Calvary United Methodist Church, 971 Beech Ave
Tuesday, November 13th at 7:30 pm
- Councilwoman Harris’s Office
- Mayor Peduto’s Office
- Representative Wheatley’s Office
- Zone One Police
- Pittsburgh Parks Conservancy
- New Neighbors & Guests
- Treasurer’s Report
- Ways and Means
- 2018 Alleys, Axles & Ales (September 29) – Final Report
- Christmas Candlelight House Tour (December 7-8)
- Friends of Allegheny West
- Housing and Planning
- Allegheny Commons Proposed Implementation Plan
- CCAC New Building: Ridge at Brighton
- Western Avenue Revitalization, Electric
- Light of Life Ridge Avenue Project
- Expansion of Historic District
- Historic District Enforcement Issues (old cases)
- Comprehensive Guidelines for New Construction on Vacant Sites
- Airbnb Issues/Impacts on AW
- Railroad Bridge Replacements, Double Stack Train Impacts
- Northside Leadership Conference
- Nominating Committee
- Election of Officers for 2019
- Other Business (Old & New)
The Renaissance City Winds return to Allegheny West on Saturday, November 24th, offering their annual presentation of beautiful music in the elegant ballroom of Holmes Hall on Brighton Road.
The program of classical chamber music, performed as intended in a setting much more intimate than a concert hall, will also include holiday selections and other pieces which paint musical pictures, surrounded by the art and architecture of Victorian America.

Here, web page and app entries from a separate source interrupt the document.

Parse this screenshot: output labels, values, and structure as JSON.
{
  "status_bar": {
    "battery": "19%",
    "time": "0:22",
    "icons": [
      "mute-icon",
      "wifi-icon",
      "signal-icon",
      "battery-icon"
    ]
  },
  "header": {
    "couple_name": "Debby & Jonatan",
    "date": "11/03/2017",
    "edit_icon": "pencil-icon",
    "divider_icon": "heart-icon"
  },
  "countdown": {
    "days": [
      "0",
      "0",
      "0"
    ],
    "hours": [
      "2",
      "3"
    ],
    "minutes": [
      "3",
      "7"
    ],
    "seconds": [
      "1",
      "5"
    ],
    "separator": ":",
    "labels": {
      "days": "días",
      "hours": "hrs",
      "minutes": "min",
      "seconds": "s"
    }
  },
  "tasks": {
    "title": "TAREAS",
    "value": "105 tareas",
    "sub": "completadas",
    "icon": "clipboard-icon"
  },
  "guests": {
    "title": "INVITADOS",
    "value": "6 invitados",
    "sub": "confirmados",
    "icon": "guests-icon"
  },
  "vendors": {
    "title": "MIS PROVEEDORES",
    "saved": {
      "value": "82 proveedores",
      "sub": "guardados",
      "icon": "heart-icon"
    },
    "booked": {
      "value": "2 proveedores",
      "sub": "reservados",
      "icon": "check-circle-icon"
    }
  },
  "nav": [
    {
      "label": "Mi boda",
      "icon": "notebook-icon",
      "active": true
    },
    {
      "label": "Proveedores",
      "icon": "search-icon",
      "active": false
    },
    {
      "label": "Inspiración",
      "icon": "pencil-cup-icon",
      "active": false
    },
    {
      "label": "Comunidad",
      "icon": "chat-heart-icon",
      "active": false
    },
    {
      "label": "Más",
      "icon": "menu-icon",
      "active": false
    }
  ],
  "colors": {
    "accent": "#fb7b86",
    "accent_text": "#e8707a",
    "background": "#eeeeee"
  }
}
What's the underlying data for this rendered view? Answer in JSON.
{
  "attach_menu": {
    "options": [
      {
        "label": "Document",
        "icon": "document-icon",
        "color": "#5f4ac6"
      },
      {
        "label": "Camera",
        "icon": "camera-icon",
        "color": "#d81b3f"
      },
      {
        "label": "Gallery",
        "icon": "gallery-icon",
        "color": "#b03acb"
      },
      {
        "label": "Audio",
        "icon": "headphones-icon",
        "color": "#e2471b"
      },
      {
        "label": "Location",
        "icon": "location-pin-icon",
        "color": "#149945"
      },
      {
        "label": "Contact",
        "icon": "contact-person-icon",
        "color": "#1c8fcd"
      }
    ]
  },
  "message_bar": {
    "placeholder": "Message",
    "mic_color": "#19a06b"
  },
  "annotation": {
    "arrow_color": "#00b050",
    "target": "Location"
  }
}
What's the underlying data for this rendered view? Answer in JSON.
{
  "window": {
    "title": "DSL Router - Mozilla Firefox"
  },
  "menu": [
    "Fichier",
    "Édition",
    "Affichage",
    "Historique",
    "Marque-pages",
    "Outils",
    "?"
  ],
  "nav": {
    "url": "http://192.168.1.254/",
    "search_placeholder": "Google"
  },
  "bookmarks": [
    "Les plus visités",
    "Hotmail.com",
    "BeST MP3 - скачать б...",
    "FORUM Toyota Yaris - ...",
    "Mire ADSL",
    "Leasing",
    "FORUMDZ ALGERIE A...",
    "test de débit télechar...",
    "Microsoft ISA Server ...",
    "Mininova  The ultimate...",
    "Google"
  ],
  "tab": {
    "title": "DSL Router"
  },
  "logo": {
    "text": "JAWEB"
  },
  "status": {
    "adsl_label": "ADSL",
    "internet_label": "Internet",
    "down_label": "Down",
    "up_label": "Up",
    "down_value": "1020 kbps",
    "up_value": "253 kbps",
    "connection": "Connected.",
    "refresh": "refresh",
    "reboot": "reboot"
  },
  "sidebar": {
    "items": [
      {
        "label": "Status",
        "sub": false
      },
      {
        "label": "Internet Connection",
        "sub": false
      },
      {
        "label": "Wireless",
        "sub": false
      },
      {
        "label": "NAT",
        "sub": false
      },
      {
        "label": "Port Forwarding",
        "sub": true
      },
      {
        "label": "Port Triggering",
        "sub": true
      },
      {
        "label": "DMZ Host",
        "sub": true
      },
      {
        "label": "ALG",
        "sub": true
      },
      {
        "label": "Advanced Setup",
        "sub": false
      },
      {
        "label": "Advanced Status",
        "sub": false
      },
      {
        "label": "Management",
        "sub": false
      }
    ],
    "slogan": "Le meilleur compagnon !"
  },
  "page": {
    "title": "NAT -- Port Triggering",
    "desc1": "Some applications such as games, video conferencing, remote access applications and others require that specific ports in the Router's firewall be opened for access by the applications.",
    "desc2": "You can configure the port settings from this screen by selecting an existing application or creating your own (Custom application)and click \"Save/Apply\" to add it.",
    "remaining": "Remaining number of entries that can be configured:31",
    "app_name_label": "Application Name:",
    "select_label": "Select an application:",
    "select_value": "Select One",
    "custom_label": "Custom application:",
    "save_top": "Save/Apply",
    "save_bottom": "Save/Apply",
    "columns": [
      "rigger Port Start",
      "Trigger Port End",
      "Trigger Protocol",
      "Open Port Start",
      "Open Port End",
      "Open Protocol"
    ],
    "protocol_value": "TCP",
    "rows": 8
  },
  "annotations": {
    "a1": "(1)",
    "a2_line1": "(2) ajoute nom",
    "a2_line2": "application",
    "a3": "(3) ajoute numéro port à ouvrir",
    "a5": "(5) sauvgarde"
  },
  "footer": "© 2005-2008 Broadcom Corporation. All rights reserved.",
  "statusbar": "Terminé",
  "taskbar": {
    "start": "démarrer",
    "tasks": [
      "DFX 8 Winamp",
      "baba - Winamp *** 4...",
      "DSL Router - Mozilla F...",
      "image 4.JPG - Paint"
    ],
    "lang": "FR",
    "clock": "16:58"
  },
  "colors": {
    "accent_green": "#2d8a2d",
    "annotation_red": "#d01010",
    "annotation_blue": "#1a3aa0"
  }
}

For more than forty years, the Renaissance City Winds have brought the world’s finest chamber music compositions to life in both live concerts and widely acclaimed recordings. Their annual performance at Holmes Hall is followed by an artists reception and special visit to the antique toy train museum on the upper floors of the mansion. This year’s event will also mark the 150th birthday of Holmes Hall itself, whose builder Letitia Caldwell Holmes purchased the property facing the Allegheny Commons in November of 1868.
The November 24th concert will begin at 8:00 pm, and tickets are available online at rcwinds.org or by phone at (412) 681-7111. Regular concert prices are $20, seniors are $15 and students are $10.